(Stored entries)
= = = = =

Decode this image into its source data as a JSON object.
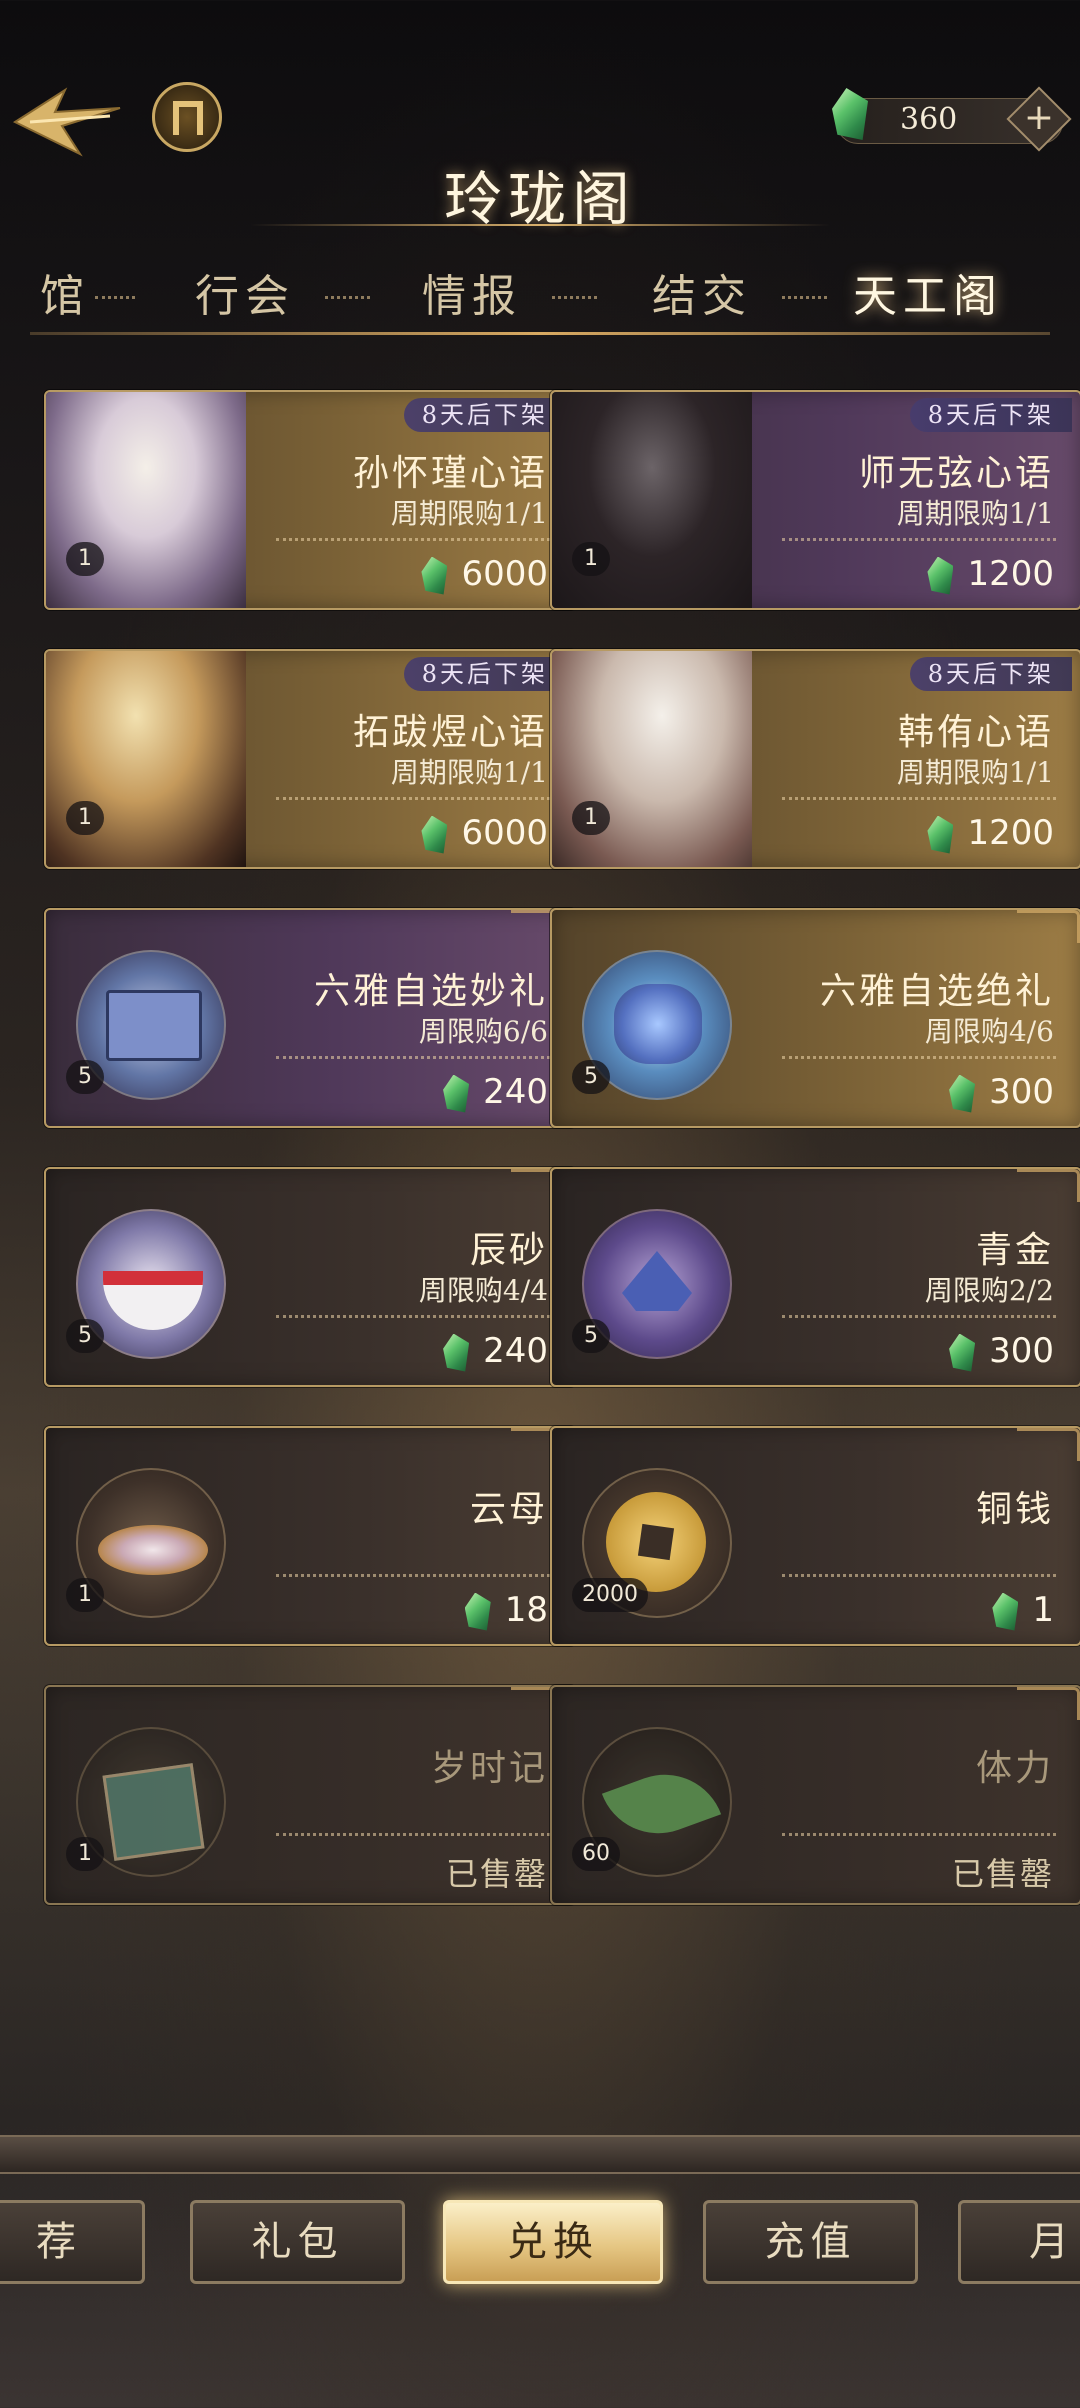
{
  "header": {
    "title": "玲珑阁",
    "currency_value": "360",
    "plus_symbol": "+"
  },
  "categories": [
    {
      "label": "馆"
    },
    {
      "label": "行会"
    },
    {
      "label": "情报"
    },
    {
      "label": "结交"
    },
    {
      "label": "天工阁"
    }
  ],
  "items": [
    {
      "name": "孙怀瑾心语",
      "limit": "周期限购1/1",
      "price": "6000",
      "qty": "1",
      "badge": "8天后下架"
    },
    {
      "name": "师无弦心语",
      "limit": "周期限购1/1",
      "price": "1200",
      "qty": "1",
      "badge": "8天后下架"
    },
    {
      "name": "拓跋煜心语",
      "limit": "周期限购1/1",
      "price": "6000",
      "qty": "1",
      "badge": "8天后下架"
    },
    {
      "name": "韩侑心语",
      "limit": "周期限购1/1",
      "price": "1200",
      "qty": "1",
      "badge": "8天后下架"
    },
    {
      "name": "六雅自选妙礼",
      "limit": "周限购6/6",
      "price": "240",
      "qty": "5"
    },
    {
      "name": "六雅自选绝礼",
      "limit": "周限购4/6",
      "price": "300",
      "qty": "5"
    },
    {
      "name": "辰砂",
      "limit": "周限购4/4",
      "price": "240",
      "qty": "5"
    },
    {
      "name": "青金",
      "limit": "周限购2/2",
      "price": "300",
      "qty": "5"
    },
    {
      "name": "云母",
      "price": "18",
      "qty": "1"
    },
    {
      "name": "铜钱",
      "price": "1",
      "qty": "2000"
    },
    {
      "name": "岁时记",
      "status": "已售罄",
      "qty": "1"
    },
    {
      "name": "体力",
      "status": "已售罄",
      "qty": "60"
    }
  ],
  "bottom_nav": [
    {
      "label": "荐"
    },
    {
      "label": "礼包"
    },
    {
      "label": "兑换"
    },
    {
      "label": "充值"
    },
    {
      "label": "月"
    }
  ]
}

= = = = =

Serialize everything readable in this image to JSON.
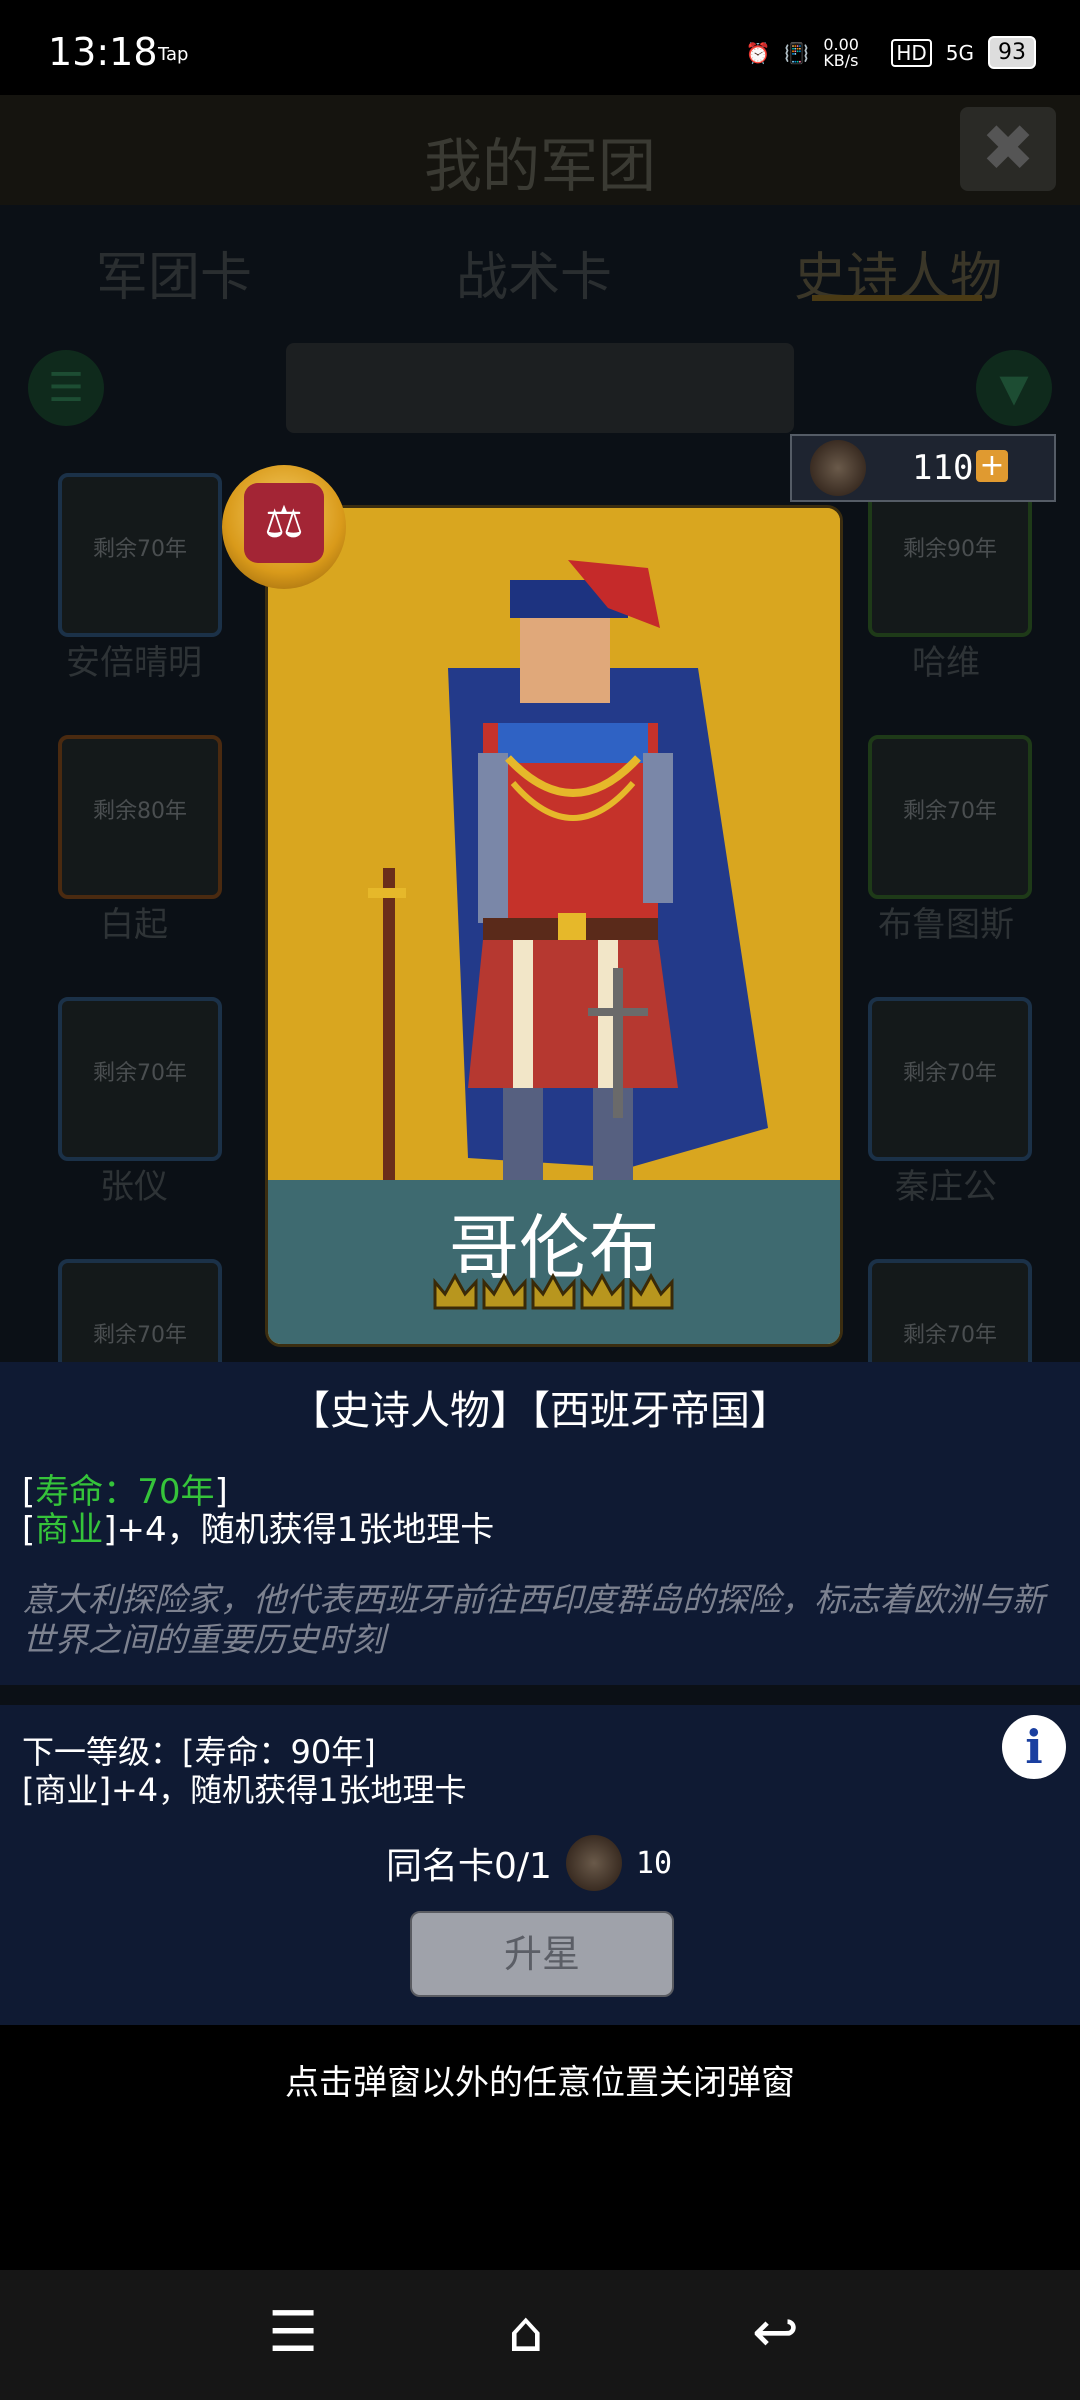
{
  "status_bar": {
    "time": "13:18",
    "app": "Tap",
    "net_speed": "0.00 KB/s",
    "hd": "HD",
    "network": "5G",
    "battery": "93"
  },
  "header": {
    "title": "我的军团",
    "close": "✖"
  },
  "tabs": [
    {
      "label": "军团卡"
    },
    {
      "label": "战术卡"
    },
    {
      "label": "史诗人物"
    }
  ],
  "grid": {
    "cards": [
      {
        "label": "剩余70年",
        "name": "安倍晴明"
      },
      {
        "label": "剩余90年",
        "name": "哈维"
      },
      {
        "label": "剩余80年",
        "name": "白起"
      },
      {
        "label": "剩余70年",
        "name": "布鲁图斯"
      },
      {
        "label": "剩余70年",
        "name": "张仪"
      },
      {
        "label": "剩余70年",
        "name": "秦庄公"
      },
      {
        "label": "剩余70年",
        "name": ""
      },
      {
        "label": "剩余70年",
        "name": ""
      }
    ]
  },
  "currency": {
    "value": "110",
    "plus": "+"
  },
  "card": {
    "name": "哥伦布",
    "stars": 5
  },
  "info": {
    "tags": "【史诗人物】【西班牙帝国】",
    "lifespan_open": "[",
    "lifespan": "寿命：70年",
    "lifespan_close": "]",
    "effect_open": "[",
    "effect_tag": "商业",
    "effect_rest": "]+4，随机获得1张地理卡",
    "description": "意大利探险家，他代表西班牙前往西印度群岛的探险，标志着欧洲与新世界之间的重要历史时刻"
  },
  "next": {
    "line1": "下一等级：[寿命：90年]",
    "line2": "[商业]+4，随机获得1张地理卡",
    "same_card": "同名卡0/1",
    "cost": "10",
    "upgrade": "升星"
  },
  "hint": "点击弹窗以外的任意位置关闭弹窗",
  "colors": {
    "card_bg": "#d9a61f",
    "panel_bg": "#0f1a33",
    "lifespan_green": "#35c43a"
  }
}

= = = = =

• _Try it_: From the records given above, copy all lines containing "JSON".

• _Response box_:
Decode this image into its source data as a JSON object.
Serialize everything readable in this image to JSON.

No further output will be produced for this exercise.